◆ **GOAL OF THE EXERCISE**:
Among the lines of this material, find those holding the word "subtitle" and report how many there are, with nothing added.

◆ **MATERIAL PROVIDED**:
-- Opening Marker --
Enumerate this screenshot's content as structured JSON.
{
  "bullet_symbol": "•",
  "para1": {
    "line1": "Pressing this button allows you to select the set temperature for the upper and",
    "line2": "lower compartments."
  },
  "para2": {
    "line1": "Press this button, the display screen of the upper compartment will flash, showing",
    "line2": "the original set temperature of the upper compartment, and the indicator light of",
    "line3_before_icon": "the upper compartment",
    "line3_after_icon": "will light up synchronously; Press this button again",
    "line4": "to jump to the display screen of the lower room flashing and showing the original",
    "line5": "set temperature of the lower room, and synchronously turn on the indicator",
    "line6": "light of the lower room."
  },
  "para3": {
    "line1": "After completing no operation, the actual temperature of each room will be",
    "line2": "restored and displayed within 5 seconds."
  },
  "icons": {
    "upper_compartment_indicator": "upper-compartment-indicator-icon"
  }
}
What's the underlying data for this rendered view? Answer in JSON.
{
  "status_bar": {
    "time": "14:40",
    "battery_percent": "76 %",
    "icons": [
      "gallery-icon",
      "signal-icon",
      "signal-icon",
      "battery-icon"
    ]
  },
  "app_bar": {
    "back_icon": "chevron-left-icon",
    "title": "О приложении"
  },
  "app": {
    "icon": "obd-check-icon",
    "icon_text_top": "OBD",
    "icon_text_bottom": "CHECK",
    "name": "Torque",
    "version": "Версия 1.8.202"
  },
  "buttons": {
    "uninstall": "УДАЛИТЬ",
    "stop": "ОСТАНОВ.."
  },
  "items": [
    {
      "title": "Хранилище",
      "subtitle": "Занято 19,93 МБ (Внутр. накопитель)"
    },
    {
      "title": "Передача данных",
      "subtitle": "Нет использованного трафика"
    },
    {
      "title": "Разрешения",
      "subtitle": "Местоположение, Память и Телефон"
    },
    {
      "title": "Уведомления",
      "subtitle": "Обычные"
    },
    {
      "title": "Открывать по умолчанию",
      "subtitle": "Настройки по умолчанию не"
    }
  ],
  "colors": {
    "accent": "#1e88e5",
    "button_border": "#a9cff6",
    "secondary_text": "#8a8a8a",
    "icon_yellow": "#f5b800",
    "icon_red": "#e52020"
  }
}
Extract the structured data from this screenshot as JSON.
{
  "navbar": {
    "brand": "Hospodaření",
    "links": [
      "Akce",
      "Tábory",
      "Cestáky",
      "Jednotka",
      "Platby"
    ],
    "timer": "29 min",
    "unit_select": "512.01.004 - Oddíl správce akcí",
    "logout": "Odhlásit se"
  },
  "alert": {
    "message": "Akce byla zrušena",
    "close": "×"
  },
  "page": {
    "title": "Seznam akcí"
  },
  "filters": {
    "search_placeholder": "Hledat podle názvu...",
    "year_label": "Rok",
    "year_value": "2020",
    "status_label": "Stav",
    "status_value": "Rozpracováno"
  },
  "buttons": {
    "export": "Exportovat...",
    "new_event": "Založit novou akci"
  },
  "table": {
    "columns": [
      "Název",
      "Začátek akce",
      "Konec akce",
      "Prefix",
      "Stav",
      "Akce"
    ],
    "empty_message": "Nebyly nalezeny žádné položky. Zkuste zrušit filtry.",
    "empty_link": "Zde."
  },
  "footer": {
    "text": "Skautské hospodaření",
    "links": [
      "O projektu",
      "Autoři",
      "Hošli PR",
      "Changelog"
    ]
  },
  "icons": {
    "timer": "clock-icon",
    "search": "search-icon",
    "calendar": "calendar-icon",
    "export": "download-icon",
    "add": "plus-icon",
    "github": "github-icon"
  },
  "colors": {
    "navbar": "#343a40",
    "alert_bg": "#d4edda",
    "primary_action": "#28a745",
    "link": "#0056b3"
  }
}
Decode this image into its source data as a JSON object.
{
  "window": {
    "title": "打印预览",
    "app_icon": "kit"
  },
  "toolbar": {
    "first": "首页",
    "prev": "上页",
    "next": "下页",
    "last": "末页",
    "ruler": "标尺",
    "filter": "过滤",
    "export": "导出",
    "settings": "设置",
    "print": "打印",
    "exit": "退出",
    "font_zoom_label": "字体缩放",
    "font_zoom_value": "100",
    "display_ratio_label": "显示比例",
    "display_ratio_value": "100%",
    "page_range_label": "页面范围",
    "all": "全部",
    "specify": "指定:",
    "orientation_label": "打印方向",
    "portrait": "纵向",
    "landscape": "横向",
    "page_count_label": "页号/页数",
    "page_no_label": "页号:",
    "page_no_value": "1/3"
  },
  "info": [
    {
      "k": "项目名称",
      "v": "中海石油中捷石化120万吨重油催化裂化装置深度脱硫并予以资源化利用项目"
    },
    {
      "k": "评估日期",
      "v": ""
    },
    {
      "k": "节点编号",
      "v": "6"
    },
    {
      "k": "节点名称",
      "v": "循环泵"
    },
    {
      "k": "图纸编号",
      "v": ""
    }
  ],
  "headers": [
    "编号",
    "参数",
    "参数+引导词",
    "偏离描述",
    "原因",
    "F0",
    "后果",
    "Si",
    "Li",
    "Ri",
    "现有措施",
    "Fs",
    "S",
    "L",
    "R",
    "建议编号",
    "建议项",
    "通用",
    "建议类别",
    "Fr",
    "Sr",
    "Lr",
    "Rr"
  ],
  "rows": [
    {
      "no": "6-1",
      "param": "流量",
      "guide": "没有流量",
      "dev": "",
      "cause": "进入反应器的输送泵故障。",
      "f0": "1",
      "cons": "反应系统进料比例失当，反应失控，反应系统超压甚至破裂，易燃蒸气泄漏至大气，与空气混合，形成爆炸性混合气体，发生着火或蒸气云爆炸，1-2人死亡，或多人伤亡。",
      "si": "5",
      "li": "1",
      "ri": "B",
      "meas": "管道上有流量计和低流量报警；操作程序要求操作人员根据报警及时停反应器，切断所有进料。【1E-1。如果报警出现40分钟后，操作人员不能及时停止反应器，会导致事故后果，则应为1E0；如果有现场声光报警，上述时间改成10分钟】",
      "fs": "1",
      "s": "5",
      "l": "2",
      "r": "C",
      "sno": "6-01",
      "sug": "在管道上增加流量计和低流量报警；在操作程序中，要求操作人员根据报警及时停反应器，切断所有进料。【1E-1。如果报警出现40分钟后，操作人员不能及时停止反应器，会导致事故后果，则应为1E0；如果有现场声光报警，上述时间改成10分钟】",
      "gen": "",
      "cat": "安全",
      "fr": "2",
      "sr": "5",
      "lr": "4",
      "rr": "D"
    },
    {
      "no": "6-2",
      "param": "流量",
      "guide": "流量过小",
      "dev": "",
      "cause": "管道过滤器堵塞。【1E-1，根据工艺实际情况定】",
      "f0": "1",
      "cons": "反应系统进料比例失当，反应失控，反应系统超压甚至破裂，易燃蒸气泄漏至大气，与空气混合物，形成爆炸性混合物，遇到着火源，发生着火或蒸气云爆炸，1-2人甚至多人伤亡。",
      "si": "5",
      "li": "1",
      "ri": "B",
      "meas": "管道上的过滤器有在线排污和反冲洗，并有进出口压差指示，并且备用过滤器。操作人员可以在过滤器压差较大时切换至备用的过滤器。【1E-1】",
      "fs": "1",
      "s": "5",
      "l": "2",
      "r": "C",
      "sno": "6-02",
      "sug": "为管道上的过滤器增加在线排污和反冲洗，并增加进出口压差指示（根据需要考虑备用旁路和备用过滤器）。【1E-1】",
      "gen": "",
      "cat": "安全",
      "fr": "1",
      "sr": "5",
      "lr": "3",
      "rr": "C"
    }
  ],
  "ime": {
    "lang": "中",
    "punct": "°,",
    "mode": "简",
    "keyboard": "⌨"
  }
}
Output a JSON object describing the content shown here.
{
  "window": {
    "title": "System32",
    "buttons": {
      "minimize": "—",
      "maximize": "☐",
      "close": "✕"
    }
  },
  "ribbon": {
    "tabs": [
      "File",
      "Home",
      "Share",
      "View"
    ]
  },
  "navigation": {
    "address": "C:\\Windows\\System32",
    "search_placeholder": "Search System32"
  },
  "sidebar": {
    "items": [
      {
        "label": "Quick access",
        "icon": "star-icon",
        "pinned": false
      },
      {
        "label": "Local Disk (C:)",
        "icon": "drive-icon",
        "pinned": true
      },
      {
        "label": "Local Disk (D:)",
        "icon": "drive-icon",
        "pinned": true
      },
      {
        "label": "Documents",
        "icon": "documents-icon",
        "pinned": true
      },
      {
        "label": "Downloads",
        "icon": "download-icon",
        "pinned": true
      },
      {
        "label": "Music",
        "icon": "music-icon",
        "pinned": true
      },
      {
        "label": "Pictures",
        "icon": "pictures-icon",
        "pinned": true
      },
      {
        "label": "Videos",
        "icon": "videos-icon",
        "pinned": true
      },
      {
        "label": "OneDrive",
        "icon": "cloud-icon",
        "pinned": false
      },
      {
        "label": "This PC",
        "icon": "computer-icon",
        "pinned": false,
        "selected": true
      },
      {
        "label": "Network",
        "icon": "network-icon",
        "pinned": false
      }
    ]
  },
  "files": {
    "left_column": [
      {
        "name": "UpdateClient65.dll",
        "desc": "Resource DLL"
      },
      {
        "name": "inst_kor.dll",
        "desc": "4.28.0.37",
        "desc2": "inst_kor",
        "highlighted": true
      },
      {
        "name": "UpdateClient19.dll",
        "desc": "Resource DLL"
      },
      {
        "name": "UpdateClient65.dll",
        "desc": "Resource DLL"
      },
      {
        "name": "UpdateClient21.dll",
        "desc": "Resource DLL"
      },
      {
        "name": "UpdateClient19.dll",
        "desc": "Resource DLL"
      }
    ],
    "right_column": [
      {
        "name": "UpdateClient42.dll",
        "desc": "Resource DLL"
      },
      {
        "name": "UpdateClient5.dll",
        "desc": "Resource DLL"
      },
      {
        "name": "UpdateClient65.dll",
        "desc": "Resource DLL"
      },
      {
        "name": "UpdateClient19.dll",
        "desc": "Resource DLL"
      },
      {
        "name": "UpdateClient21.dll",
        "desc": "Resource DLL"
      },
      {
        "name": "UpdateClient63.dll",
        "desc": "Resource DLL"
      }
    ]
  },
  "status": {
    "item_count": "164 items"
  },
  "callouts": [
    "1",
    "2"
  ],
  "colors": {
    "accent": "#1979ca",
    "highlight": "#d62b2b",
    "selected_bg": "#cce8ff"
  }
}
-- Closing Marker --
◆ **TASK SOLUTION**:
5